Many consumers received some good news yesterday when e-book retailers such as Amazon and Barnes & Noble reached out to notify them of significant credits being added to their accounts. The source of these credits was a payment by Apple Inc. of $400 million to reimburse e-book purchasers for the higher prices they paid for e-books during the time in which a price-fixing conspiracy between Apple and five e-book publishers was in force. Purchasers of New York Times bestsellers are being provided a $6.93 credit for each title they bought. Purchasers of other titles are receiving $1.57 for each e-book. Consumers can apply these credits to future purchases.

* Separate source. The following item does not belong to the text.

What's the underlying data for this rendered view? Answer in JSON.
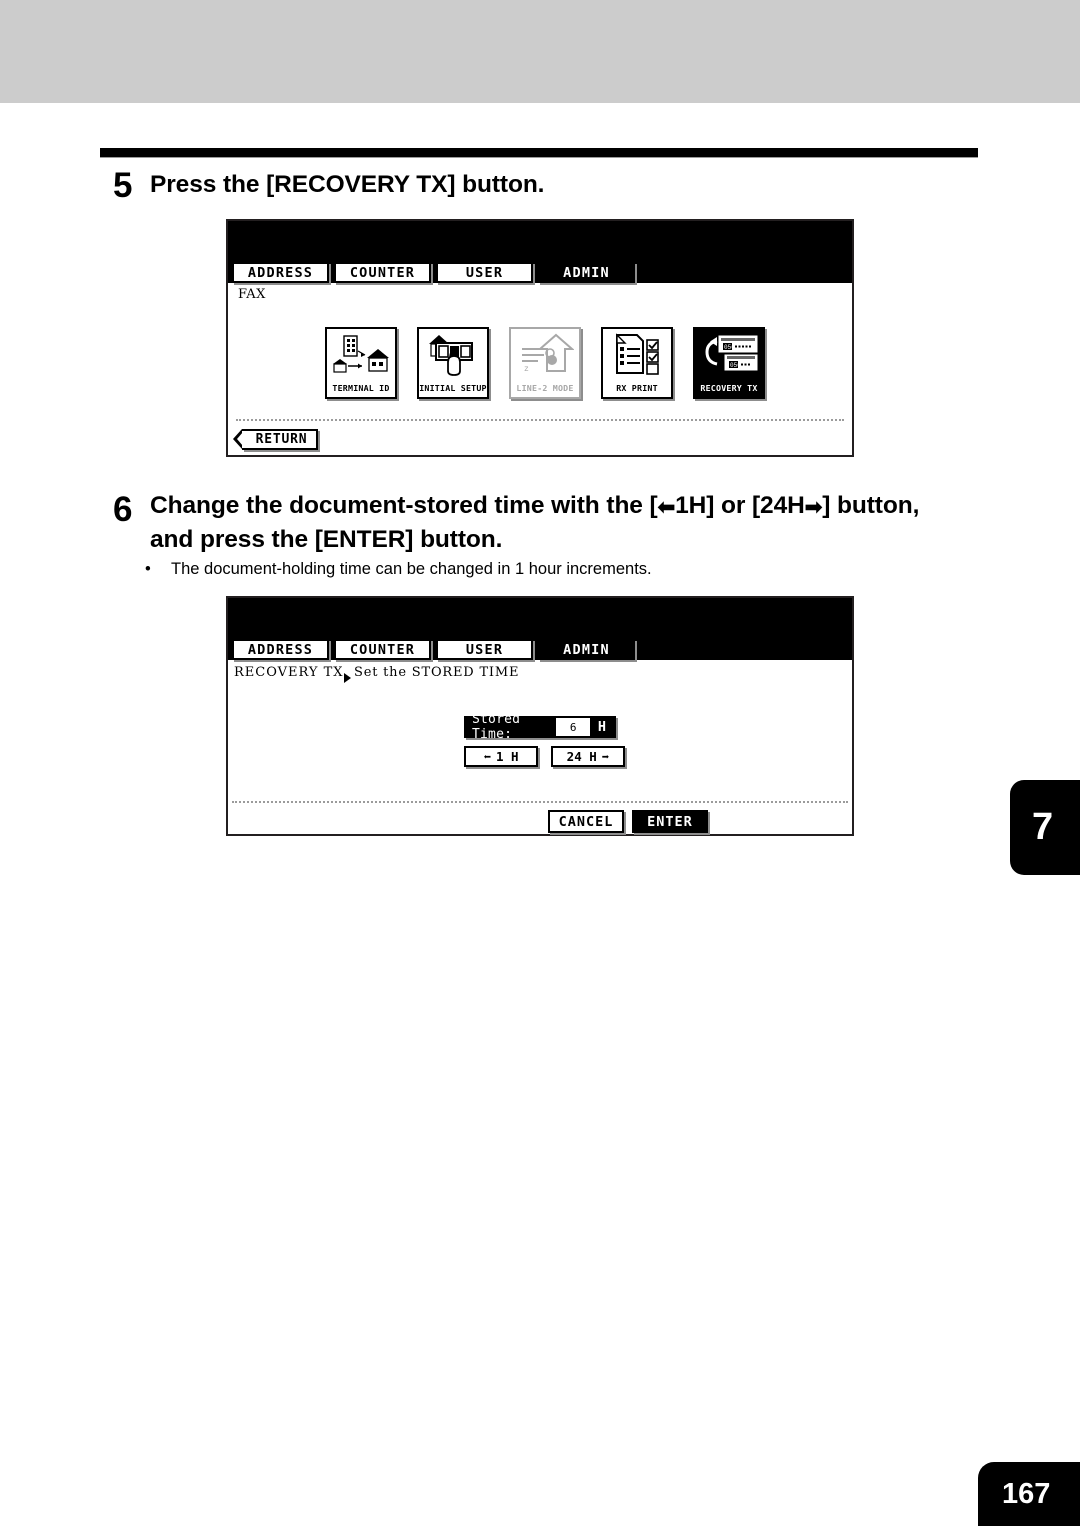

Apple’s obligation to make these payments arose from conduct that the Justice Department’s Antitrust Division challenged in a civil antitrust lawsuit it filed in April 2012. The Antitrust Division alleged, and ultimately proved at trial, that Apple knowingly orchestrated a price-fixing conspiracy among five large book publishers that led to substantial increases in the prices readers were required to pay for e-books. As Judge Denise Cote of the U.S. District Court for the Southern District of New York found:
The Plaintiffs have shown through compelling evidence that Apple violated Section 1 of the Sherman Act by conspiring with the Publisher Defendants to eliminate retail price competition and to raise e-book prices. There is overwhelming evidence that the Publisher Defendants joined with each other in a horizontal price-fixing conspiracy. Through that conspiracy, the Publisher Defendants raised the prices of many of their New Releases and NYT Bestsellers above the $9.99 price at which they had previously been sold through Amazon. They also raised the prices of many of their backlist e-books. The Plaintiffs have also shown that Apple was a knowing and active member of that conspiracy. Apple not only willingly joined the conspiracy, but also forcefully facilitated it.

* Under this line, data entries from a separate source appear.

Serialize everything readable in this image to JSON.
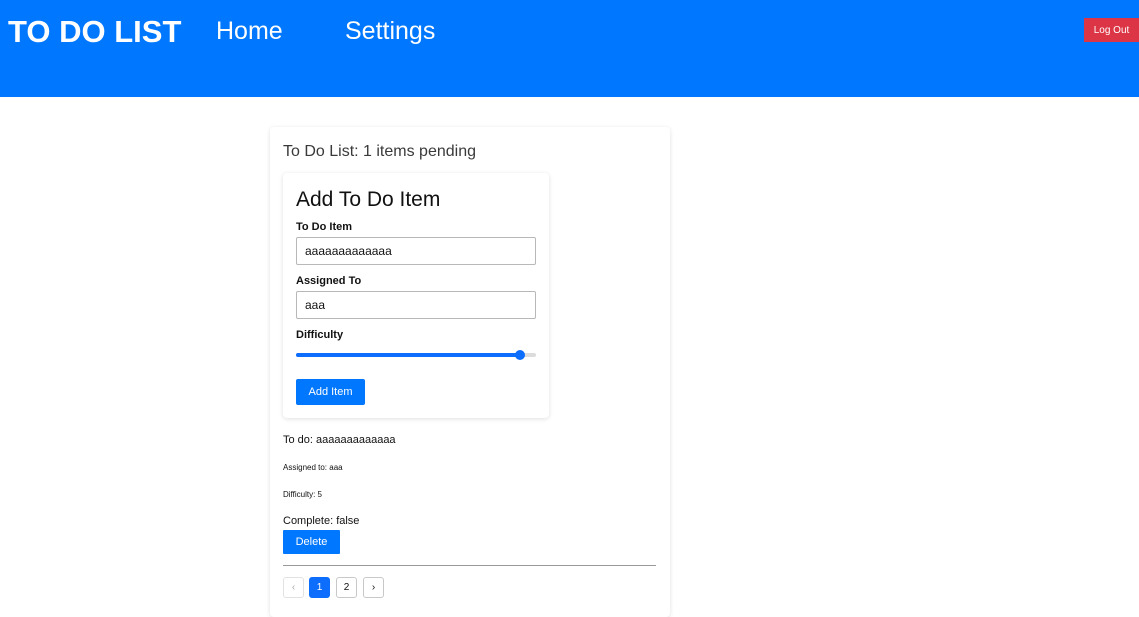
{
  "header": {
    "brand": "TO DO LIST",
    "nav": {
      "home": "Home",
      "settings": "Settings"
    },
    "logout_label": "Log Out",
    "background_color": "#0077ff"
  },
  "list": {
    "title": "To Do List: 1 items pending"
  },
  "form": {
    "title": "Add To Do Item",
    "todo_label": "To Do Item",
    "todo_value": "aaaaaaaaaaaaa",
    "assigned_label": "Assigned To",
    "assigned_value": "aaa",
    "difficulty_label": "Difficulty",
    "difficulty_fraction": 0.95,
    "submit_label": "Add Item"
  },
  "item": {
    "todo": "To do: aaaaaaaaaaaaa",
    "assigned": "Assigned to: aaa",
    "difficulty": "Difficulty: 5",
    "complete": "Complete: false",
    "delete_label": "Delete"
  },
  "pagination": {
    "prev_icon": "‹",
    "pages": [
      "1",
      "2"
    ],
    "current": "1",
    "next_icon": "›"
  },
  "colors": {
    "primary": "#0077ff",
    "danger": "#dc3545",
    "slider": "#0d6efd"
  }
}
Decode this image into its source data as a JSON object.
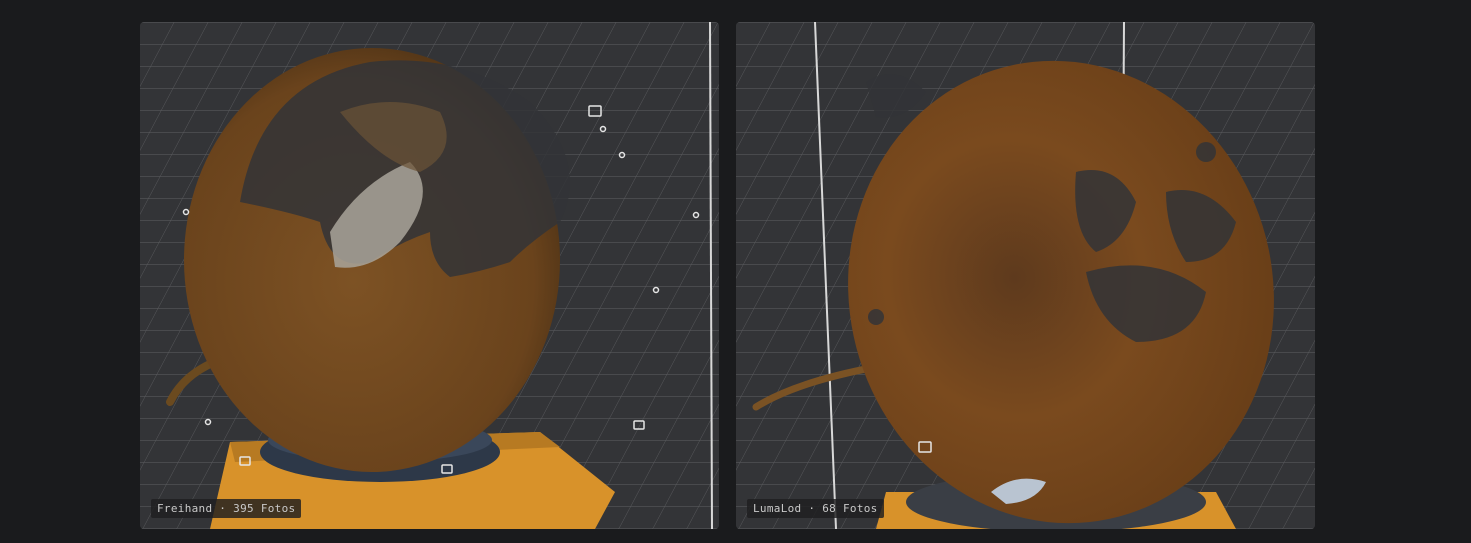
{
  "gallery": {
    "items": [
      {
        "caption": "Freihand · 395 Fotos"
      },
      {
        "caption": "LumaLod · 68 Fotos"
      }
    ]
  },
  "colors": {
    "background": "#1a1b1d",
    "viewport": "#333437",
    "grid": "#5a5b5e",
    "copper": "#7a4f22",
    "copper_dark": "#5b3a18",
    "base_orange": "#e09a2a",
    "base_blue": "#2e3a4a"
  }
}
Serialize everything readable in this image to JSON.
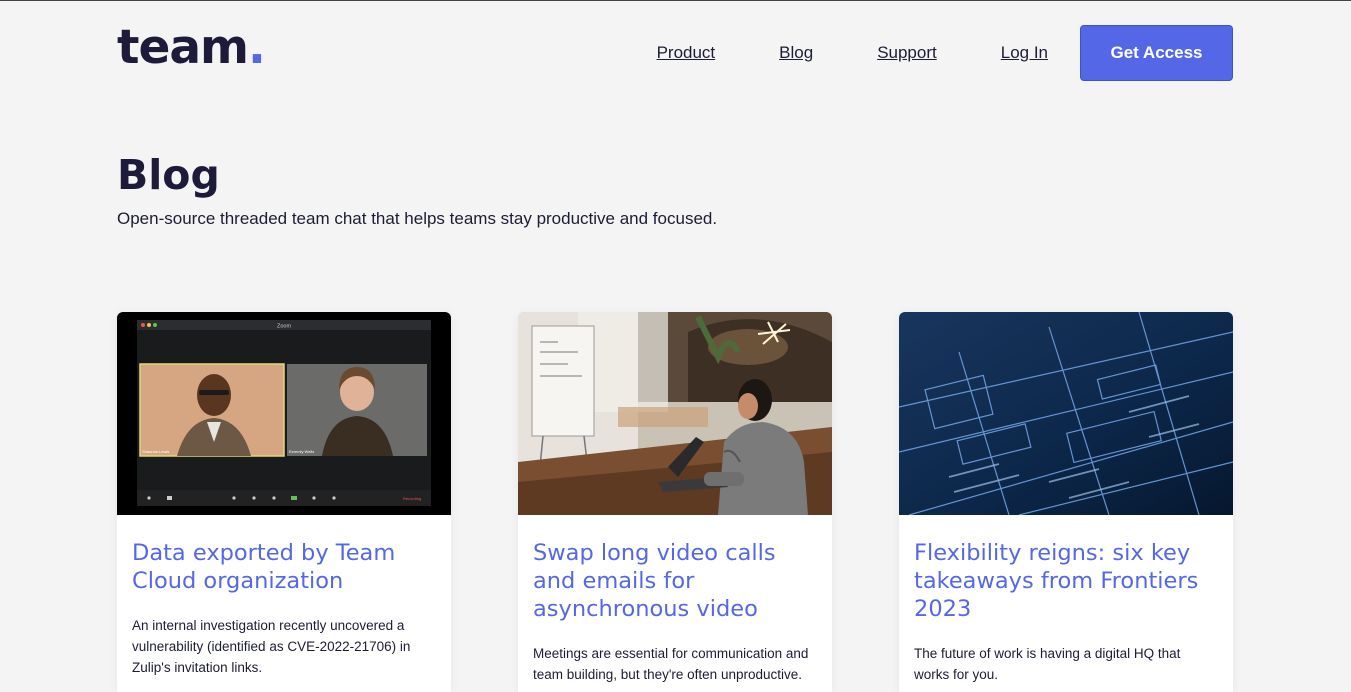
{
  "brand": {
    "logo_text": "team",
    "logo_dot": "."
  },
  "nav": {
    "items": [
      "Product",
      "Blog",
      "Support",
      "Log In"
    ],
    "cta": "Get Access"
  },
  "page": {
    "title": "Blog",
    "subtitle": "Open-source threaded team chat that helps teams stay productive and focused."
  },
  "zoom_mock": {
    "window_title": "Zoom",
    "participants": [
      "Shannon Lewis",
      "Ezremly Wells"
    ],
    "recording_label": "Recording"
  },
  "posts": [
    {
      "title": "Data exported by Team Cloud organization",
      "excerpt": "An internal investigation recently uncovered a vulnerability (identified as CVE-2022-21706) in Zulip's invitation links.",
      "image": "video-call-screenshot"
    },
    {
      "title": "Swap long video calls and emails for asynchronous video",
      "excerpt": "Meetings are essential for communication and team building, but they're often unproductive.",
      "image": "woman-working-on-laptop"
    },
    {
      "title": "Flexibility reigns: six key takeaways from Frontiers 2023",
      "excerpt": "The future of work is having a digital HQ that works for you.",
      "image": "blueprint-wireframes"
    }
  ],
  "colors": {
    "accent": "#5468e7",
    "text": "#1c1c35",
    "background": "#f4f4f5"
  }
}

United States v. Apple, Inc., 952 F. Supp. 2d 638, 691 (S.D.N.Y. 2013). The U.S. Court of Appeals for the Second Circuit affirmed Judge Cote’s decision a year ago. United States v. Apple., Inc., 791 F.3d 290 (2d Cir. 2015).
On March 7, 2016, the U.S. Supreme Court denied Apple’s petition for certiorari and made final the lower court decisions in the case. The Supreme Court’s action triggered Apple’s obligation to pay $400 million to e-book purchasers under Apple’s July 2014 agreement to settle damages actions brought by the attorneys general of 33 states and territories and a private class of e-book purchasers. With the $166 million previously paid by the conspiring publishers to settle claims against them, Apple’s payment brings to $566 million the amount repaid to e-book purchasers overcharged as a result of Apple’s and the publishers’ illegal conspiracy.
The final judgment entered by Judge Cote also took steps to meet the court’s goal of “ensur[ing] that the government need never again expend its resources to bring Apple into court for violations of the country’s antitrust laws.” In her final judgment, Judge Cote appointed an external compliance monitor to work with Apple to improve its antitrust compliance and training programs. The monitor worked with Apple for two years, overcame efforts on Apple’s part to discredit him and impede his work and, in the end, ensured that Apple implemented significantly strengthened policies, procedures and training that we hope will prevent a recurrence of the activities that led to this case. Apple will also face further compliance and reporting obligations for the judgment’s two remaining years.
The terrific outcome achieved in this case shows how our antitrust laws work to protect consumers against antitrust conspiracies and how the Antitrust Division will pursue antitrust enforcement actions where warranted against even the most powerful companies in the world. The Antitrust Division and 33 state attorneys general worked together to expose the unlawful conduct, negotiate consent decrees with the book publishers, establish Apple’s liability at trial and defend that result on appeal. The states and private plaintiffs used those outcomes to secure damages for the many consumers injured by the conspiracy.